Album Review: The Strokes – Room On Fire
Room On Fire is the second album by The Strokes. The title of the album is actually taken from one of the lyrics in the song Reptilia. In 2001, The Strokes burst onto the scene with their debut album, Is This It? It was the album that defined what The Strokes were all about and its impact on music will never be forgotten because of how slick and cool it was. The album became a saviour for modern day rock and roll. So would Room On Fire be able to create the same impact or would it just end up being a massive disaster that literally set a room on fire?
Room On Fire begins with What Ever Happened. The track resembles the same rhetorical question that The Strokes asked on their debut, Is This It? What Ever Happened is almost the answer to Is This It? because the band had bowled everyone over with their debut, so Room On Fire was a turning point as the band had to ask themselves where they were going to go now. Reptilia is one of the tracks that defines what The Strokes do at their very best. The track offers a polyphonic texture. The pre-chorus is where all instruments come together wonderfully with Valensi providing the octaves and Fraiture playing a quirky bass line that complements Valensi’s octaves wonderfully. Hammond Jr also provides a legato guitar riff which means that notes are played together smoothly. The pre-chorus and chorus can be described as having polyphonic textures as there are three contrasting melodies playing simultaneously. After the chorus the song goes back to having monophonic and homophonic textures, as part of the verse is sung with just Casablancas’ vocals and Valensi’s guitar riff (monophony) and then when the second guitar comes in with chords as well as the bass (homophony).

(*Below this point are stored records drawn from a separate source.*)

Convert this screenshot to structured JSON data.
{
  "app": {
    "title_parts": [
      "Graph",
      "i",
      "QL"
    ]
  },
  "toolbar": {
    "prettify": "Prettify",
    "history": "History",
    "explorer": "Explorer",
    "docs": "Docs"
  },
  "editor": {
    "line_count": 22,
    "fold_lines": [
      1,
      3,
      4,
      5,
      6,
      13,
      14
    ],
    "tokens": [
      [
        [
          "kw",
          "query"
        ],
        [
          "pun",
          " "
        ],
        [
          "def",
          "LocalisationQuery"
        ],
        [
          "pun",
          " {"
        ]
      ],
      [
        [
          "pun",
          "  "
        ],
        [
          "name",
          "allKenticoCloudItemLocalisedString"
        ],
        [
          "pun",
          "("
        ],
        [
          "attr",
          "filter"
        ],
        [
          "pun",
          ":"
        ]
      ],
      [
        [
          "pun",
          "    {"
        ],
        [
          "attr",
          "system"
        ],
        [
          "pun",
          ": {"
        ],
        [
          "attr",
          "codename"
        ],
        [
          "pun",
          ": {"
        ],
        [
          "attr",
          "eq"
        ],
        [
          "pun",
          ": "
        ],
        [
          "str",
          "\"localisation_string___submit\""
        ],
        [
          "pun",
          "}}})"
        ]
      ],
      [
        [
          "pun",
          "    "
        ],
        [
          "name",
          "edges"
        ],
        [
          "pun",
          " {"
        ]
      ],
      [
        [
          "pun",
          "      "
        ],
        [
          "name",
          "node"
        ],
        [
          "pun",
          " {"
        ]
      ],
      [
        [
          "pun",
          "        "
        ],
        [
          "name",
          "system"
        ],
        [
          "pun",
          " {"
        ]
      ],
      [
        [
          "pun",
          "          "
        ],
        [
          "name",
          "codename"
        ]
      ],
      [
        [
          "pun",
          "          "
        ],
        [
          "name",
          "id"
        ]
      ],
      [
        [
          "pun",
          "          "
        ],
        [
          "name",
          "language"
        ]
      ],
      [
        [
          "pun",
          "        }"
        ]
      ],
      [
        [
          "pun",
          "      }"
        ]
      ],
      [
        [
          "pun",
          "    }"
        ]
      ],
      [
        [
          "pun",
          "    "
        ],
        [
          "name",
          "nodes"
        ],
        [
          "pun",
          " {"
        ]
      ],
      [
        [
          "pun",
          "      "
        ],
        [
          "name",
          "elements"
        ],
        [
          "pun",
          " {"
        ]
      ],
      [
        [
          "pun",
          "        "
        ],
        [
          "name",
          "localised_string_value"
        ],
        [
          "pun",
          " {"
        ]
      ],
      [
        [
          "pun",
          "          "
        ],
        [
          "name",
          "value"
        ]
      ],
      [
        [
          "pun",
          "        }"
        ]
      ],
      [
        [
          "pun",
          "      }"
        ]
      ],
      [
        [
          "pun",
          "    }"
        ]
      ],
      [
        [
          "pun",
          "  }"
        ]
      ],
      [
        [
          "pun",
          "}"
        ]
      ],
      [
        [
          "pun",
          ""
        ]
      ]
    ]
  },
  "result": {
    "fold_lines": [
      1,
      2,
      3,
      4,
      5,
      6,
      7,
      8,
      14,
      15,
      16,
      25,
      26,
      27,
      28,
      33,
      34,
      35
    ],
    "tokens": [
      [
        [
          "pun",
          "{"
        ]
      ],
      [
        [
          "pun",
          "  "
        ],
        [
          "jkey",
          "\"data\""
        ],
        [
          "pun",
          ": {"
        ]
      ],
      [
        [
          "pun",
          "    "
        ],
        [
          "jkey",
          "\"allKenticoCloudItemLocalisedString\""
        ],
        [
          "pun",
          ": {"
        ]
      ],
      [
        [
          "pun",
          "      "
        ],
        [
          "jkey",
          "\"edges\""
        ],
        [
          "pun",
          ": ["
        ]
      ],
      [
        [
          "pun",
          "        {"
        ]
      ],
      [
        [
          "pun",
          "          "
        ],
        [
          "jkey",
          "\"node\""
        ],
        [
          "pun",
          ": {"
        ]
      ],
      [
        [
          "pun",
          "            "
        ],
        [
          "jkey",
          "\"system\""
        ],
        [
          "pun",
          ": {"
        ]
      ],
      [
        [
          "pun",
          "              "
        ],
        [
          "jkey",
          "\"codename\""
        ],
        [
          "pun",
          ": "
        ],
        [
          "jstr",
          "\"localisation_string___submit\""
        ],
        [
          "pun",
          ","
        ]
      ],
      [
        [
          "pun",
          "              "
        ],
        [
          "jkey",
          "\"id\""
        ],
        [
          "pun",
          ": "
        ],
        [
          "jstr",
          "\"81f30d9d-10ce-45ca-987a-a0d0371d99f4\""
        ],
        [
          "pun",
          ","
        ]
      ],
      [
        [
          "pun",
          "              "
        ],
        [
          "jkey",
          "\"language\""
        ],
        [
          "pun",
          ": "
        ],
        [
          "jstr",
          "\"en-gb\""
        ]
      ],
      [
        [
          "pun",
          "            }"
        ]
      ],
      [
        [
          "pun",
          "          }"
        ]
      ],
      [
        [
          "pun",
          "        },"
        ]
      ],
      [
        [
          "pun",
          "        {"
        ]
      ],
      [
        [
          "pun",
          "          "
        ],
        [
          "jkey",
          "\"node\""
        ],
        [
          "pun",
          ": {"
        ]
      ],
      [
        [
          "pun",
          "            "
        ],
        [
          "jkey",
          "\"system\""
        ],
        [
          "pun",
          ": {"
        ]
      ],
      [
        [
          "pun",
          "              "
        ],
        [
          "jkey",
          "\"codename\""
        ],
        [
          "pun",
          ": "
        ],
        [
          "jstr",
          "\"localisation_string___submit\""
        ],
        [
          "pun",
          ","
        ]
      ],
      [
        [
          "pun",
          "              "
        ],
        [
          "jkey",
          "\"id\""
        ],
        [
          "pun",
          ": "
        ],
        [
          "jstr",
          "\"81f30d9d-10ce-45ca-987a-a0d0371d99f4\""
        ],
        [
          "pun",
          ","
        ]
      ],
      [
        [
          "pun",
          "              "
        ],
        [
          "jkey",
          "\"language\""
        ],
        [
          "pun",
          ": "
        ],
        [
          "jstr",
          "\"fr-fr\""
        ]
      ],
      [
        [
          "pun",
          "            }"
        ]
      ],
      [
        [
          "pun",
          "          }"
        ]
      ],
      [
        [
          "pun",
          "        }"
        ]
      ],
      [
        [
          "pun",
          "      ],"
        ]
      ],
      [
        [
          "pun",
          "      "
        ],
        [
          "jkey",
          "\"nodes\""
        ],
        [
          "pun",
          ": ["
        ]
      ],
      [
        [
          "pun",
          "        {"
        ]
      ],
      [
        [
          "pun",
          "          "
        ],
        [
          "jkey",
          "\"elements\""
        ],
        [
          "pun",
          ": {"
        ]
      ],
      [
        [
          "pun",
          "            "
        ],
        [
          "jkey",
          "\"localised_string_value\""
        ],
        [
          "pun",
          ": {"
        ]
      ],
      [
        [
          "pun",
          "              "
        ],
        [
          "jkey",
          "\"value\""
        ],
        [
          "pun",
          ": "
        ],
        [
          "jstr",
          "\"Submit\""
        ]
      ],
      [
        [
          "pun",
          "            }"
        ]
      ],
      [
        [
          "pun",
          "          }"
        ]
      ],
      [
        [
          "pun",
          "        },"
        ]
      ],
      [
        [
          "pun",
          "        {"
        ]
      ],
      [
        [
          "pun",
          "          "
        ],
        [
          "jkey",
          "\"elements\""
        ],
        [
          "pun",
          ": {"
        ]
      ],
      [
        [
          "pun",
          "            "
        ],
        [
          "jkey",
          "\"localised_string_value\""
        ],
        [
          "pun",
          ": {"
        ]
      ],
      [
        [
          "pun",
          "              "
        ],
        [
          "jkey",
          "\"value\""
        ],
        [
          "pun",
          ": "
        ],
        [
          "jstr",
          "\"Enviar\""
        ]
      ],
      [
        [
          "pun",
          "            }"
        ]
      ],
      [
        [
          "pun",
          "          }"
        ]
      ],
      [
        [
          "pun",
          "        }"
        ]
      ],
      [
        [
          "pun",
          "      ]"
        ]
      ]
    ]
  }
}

Automatic Stop leans towards reggae influences as there is a quick pick of chords. Hammond Jr provides a heavy progression of single notes and also a quirky riff in the chorus where Casablanca’s sings “Wait, I’m going to give it a break/I’m not your friend/I never was.” The song is based on relationships. Throughout Room On Fire, the song meanings are very ambiguous which could be partly due to Casablancas’ experiences with relationships. 12:51 is one of the tracks that show The Strokes have stepped it up and have thought outside the box since the days of Is This It? Valensi messed around with the controls on his amplifier which made him blow up a few amplifiers when trying to create the synthesiser sound on his guitar. The guitar riff in the verse is fantastic because it mimics what Casablancas’ is singing. 12:51 highlights The Strokes as creative musicians because of the way they incorporate electronica into Room On Fire; it shows a lovely contrast in genres from their predecessor.
Between Love & Hate begins with Moretti’s drum beat. As the song title suggests this is about Casablancas’ past relationships. Casablancas looks back on why one relationship never worked in lyrics “She’d be in the kitchen/I would start the fire/Those days are gone/PS if I may ask why.” In the chorus you are able to hear more reggae influences with the chord progressions. Meet Me In The Bathroom is one of the best tracks on this album, even though it has a pretty raunchy and controversial title! Fraiture’s bass line remains prominent and drives the song nicely. The song has a great chorus which is ridiculously catchy “Meet me in the bathroom/That’s what she said/I don’t mind it’s true.” Under Control highlights Julian Casablancas’ singing and brings out the soul genre on Room On Fire.
Room On Fire is an incredible and worthy sequel to their magnificent debut, Is This It? Room On Fire may have not been as strong as their debut because it provided a template on how rock music should be made. Is This It? set a benchmark in the 21st century for subsequent artists such as The Arctic Monkeys, Franz Ferdinand and Kings Of Leon. But the advantage that Room On Fire has over their debut is that they experiment a lot more by incorporating electronic aspects in their tracks while keeping their reggae influences intact. Room On Fire highlights that The Strokes had so much more to give after Is This It?